A renowned wildlife artist, specializing in watercolors in the traditional English technique, Pat has exhibited in South Africa, America and Britain. Her paintings have been acquired by private collectors internationally.
Brian Wiles (1923 - 1993)
Brian Wiles was the youngest son of artist WG Wiles. During WW2 Brian served with the Royal Navy.
After the war he returned to Rhodes University to read English and Economics and settled down on Leisure Isle at Knysna planning to write. Brian began to manufacture the special type of picture frame as used by his father and this led to 'The Gallery', which became one of the main tourist attractions to visit when in Knysna.
Brian also began to paint and he married artist Lucy Mullins in 1954, having met when she was having art lessons with Brian’s father WG Wiles. Brian soon made a reputation for himself with his beautiful seascapes in which he conveyed realism from his love and knowledge of the sea gained from many hours of close observation while fishing.
Shayne Haysom (1950)
Shayne Haysom (Wiles) was born in Durban, South Africa. She is the daughter of artists Paul and Pat Wiles and granddaughter of WG Wiles. Shayne developed her passion for animals by spending much of her childhood in Africa's game parks with her wildlife artist parents.
Shayne and her family now live in Warwick, New York, where Shayne is an accomplished sculptor. For more information about Shayne and her work, please visit her website at www.frontiernet.net/~haysoms/framesetone.html
Henry Wiles (1838 - 1930)
John Wiles’ son, and WG Wiles’ father, was sculptor Henry Wiles.
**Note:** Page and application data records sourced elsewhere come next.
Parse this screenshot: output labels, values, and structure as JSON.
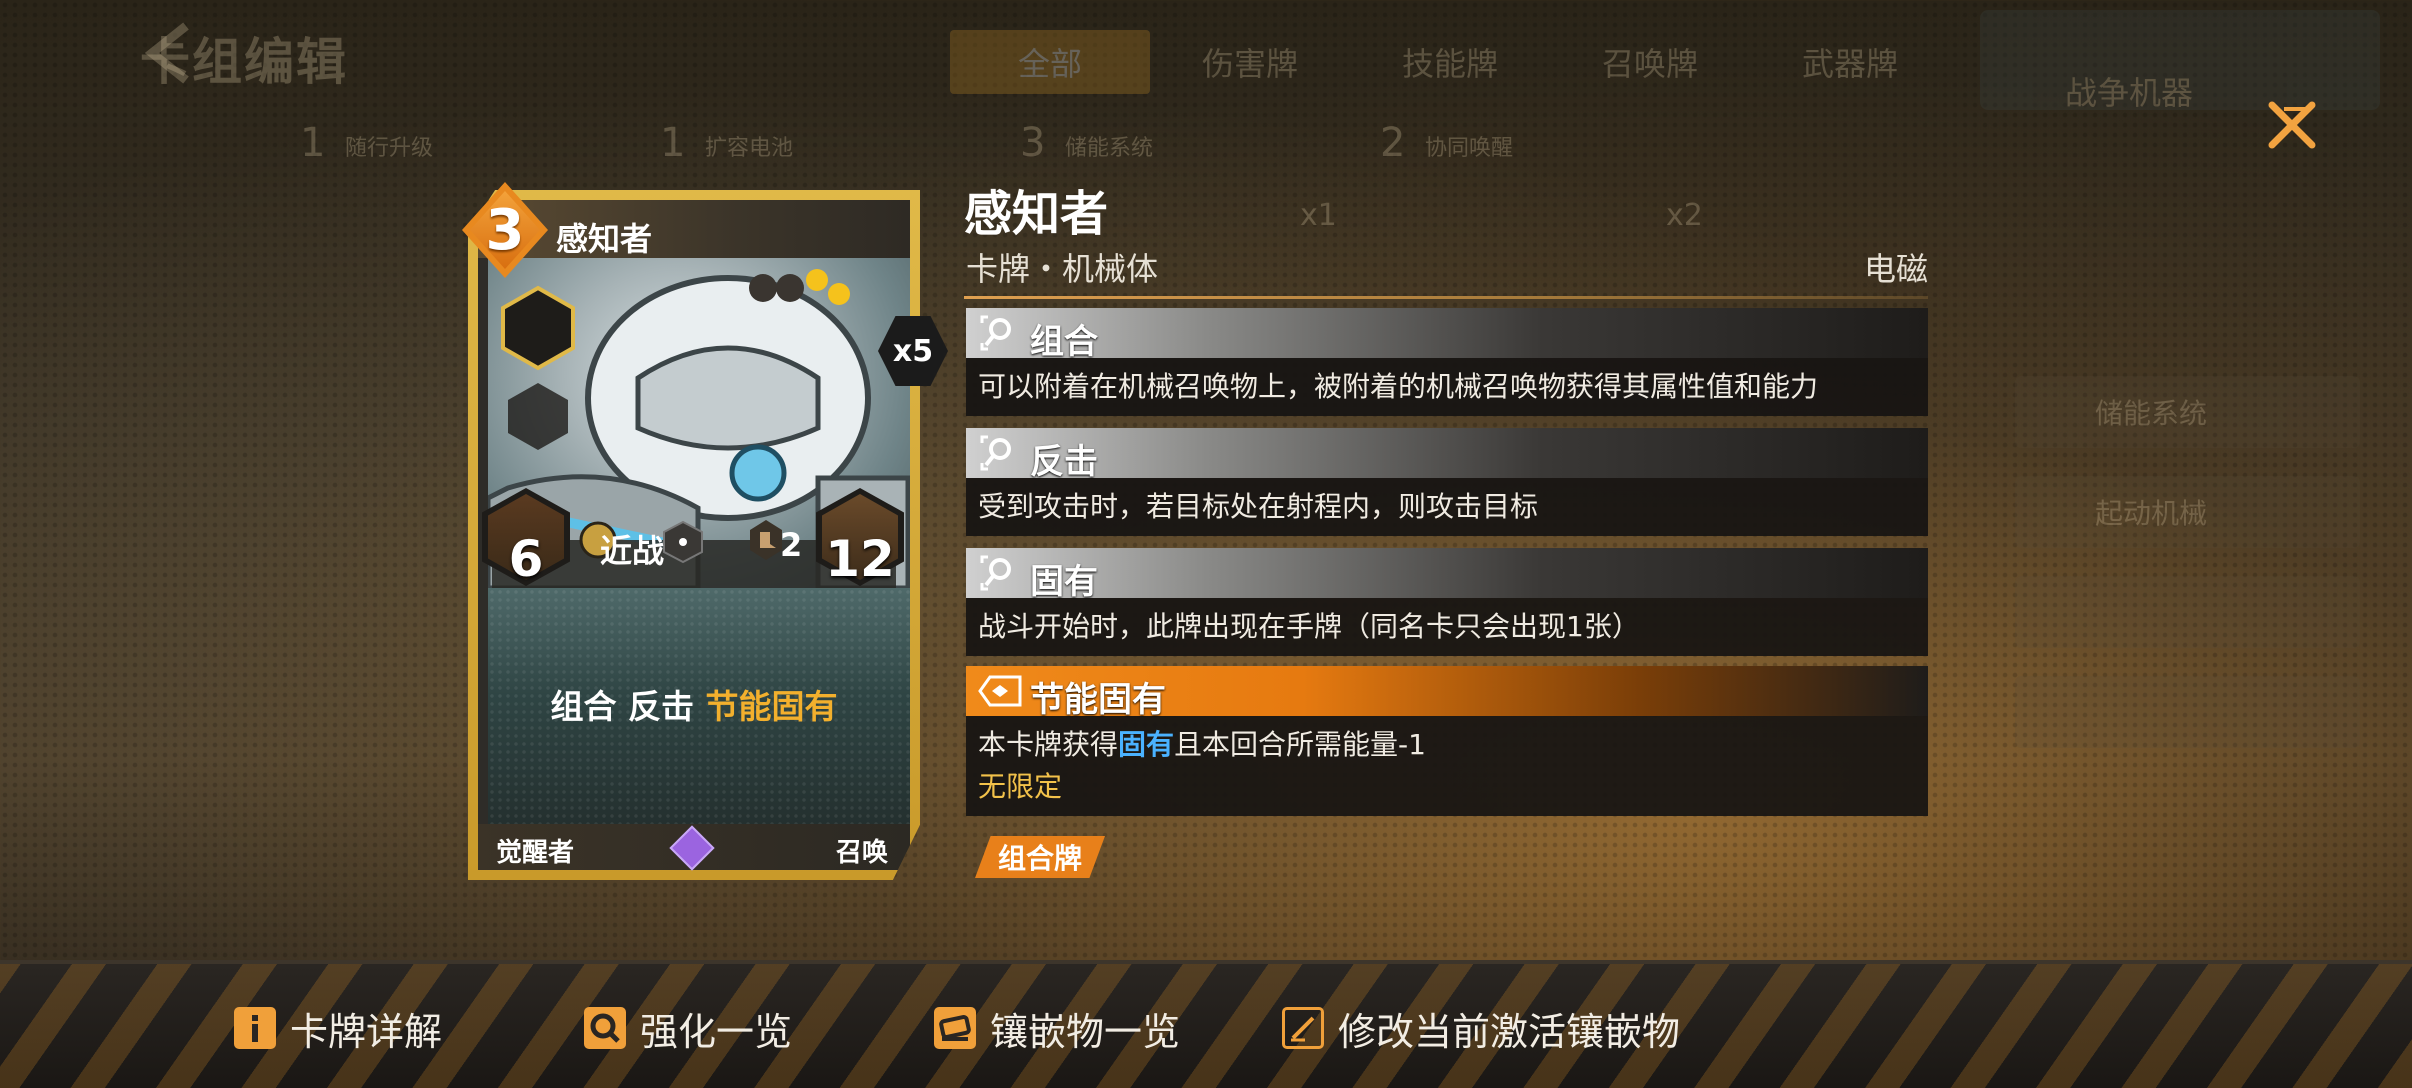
{
  "background": {
    "title": "卡组编辑",
    "tabs": [
      "全部",
      "伤害牌",
      "技能牌",
      "召唤牌",
      "武器牌"
    ],
    "slots": [
      {
        "cost": "1",
        "label": "随行升级"
      },
      {
        "cost": "1",
        "label": "扩容电池"
      },
      {
        "cost": "3",
        "label": "储能系统"
      },
      {
        "cost": "2",
        "label": "协同唤醒"
      }
    ],
    "counts": [
      "x1",
      "x2"
    ],
    "right_panel_title": "战争机器",
    "right_items": [
      "储能系统",
      "起动机械",
      "",
      ""
    ]
  },
  "card": {
    "cost": "3",
    "name": "感知者",
    "attack": "6",
    "attack_type": "近战",
    "range": "2",
    "health": "12",
    "copies": "x5",
    "keywords": {
      "white": "组合 反击",
      "gold": "节能固有"
    },
    "footer_left": "觉醒者",
    "footer_right": "召唤",
    "colors": {
      "frame": "#e0b948",
      "cost": "#e8891f",
      "gem": "#9b64e0"
    }
  },
  "details": {
    "title": "感知者",
    "subtitle": "卡牌・机械体",
    "element": "电磁",
    "abilities": [
      {
        "name": "组合",
        "desc": "可以附着在机械召唤物上，被附着的机械召唤物获得其属性值和能力",
        "style": "grey"
      },
      {
        "name": "反击",
        "desc": "受到攻击时，若目标处在射程内，则攻击目标",
        "style": "grey"
      },
      {
        "name": "固有",
        "desc": "战斗开始时，此牌出现在手牌（同名卡只会出现1张）",
        "style": "grey"
      }
    ],
    "special": {
      "name": "节能固有",
      "desc_prefix": "本卡牌获得",
      "desc_highlight": "固有",
      "desc_suffix": "且本回合所需能量-1",
      "limit": "无限定"
    },
    "tag": "组合牌"
  },
  "bottom_bar": {
    "items": [
      {
        "icon": "info-icon",
        "label": "卡牌详解"
      },
      {
        "icon": "magnifier-icon",
        "label": "强化一览"
      },
      {
        "icon": "inlay-icon",
        "label": "镶嵌物一览"
      },
      {
        "icon": "edit-icon",
        "label": "修改当前激活镶嵌物"
      }
    ]
  }
}
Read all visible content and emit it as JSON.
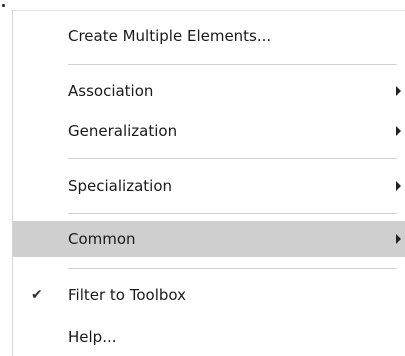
{
  "menu": {
    "items": [
      {
        "label": "Create Multiple Elements..."
      },
      {
        "label": "Association"
      },
      {
        "label": "Generalization"
      },
      {
        "label": "Specialization"
      },
      {
        "label": "Common"
      },
      {
        "label": "Filter to Toolbox",
        "checkmark": "✔",
        "checked": true
      },
      {
        "label": "Help..."
      }
    ]
  },
  "colors": {
    "highlight": "#cfcfcf",
    "separator": "#d2d2d2",
    "text": "#1a1a1a"
  },
  "icons": {
    "submenu_arrow": "chevron-right-icon",
    "check": "checkmark-icon"
  }
}
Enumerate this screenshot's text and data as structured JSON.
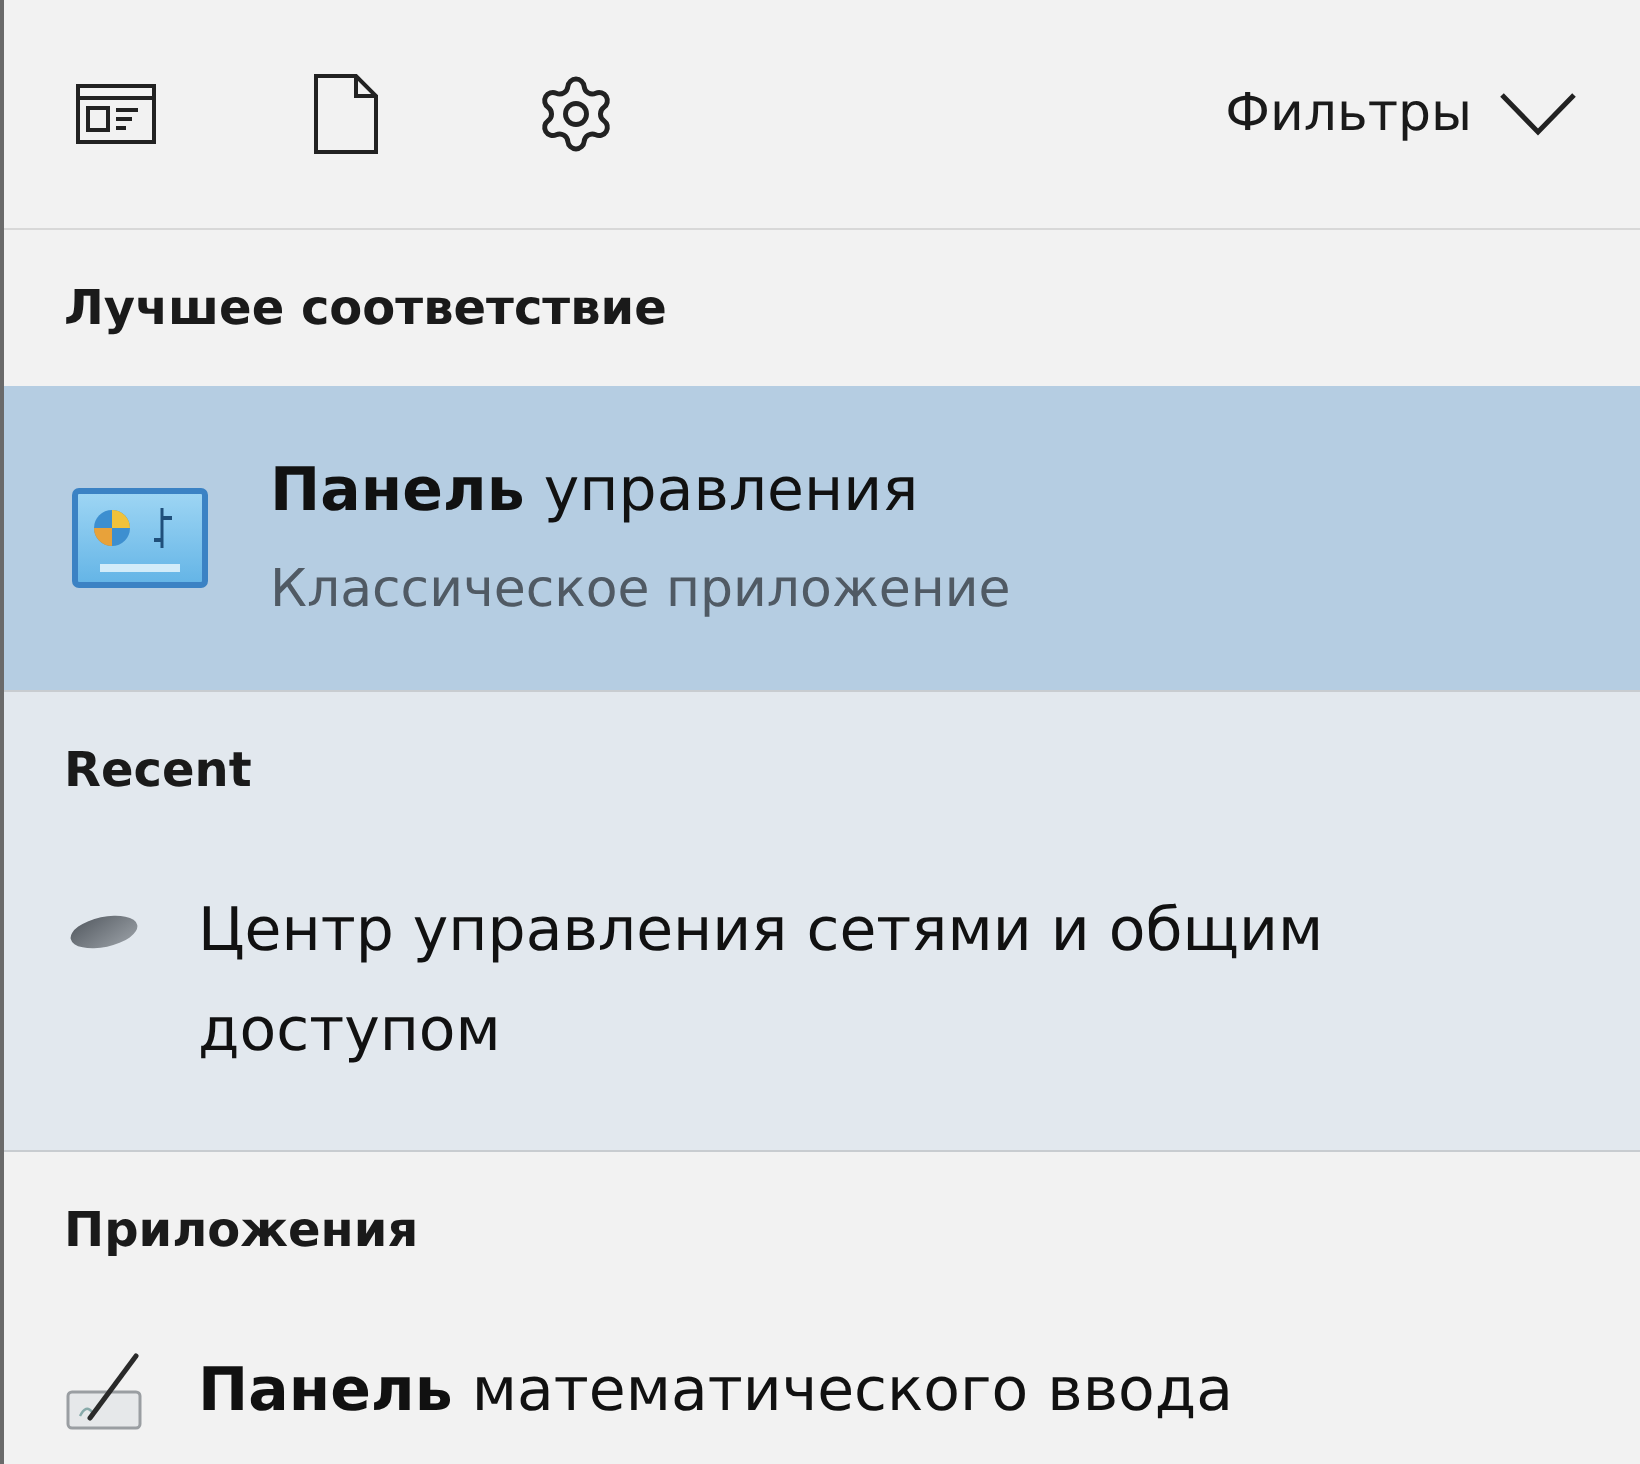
{
  "toolbar": {
    "filters_label": "Фильтры"
  },
  "sections": [
    {
      "heading": "Лучшее соответствие",
      "highlighted": false,
      "items": [
        {
          "kind": "best_match",
          "title": "**Панель** управления",
          "subtitle": "Классическое приложение",
          "selected": true
        }
      ]
    },
    {
      "heading": "Recent",
      "highlighted": true,
      "items": [
        {
          "kind": "result",
          "title": "Центр управления сетями и общим доступом",
          "selected": false
        }
      ]
    },
    {
      "heading": "Приложения",
      "highlighted": false,
      "items": [
        {
          "kind": "result",
          "title": "**Панель** математического ввода",
          "selected": false
        }
      ]
    }
  ]
}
Henry won a gold medal at the Royal Academy in 1869 and a traveling studentship which enabled him to study in Rome and Naples in 1870.
Henry's sculptures can be found in St. John's College, Trinity College and the Fitzwilliam Museum in Cambridge. Examples of his work are the bust of Victorian Cambridge Town Clerk Charles Henry Cooper, 1869, on the right and “Adam & Eve” below:
Henry married Mary Harper and in true Victorian fashion they had a large family: Clara (1870), Ruth (1872), John (1873), Walter 'WG' (1875), Mary (1876), Gilbert (1880), Francis 'Frank' (1881), Bernard (1883) and Rosina (1884) as shown in the early photo above.
Henry Wiles lived to the great age of 92.
Frank Wiles (1881 - 1963)
WG’s younger brother Francis 'Frank' Wiles was born in Cambridge, England the fourth son of sculptor Henry Wiles.
In 1901 Frank was said to be the most distinguished pupil at the School of Art in Cambridge. He was almost exclusively a portrait painter as seen in his self-portrait on the left and that of his wife Mabel below.
Frank first exhibited at the Royal Academy in 1912 and continued to do so annually until 1930. Frank illustrated many books such as those of W. G. Locke and the Strand Magazine. His depiction of Sherlock Holmes smoking a pipe in the Arthur Conan Doyle novel Valley of Fear has become synonymous with that famous character as shown on the right.
In 1914 Frank married Mabel Troughton and they had two children, daughter Janet and son Richard.
Frank followed WG to South Africa in 1947 and settled near him at Knysna. His public commissions included portraits of the governors and prime ministers of Southern Rhodesia and South Africa. Frank Wiles' fine portrait of South African Prime Minister Jan Smuts once hung in the City and Civil Service Club in Cape Town. Sadly, this valuable painting was cut from its frame and stolen in 1997.
Copyright © Chris J Wiles 2010 - 2014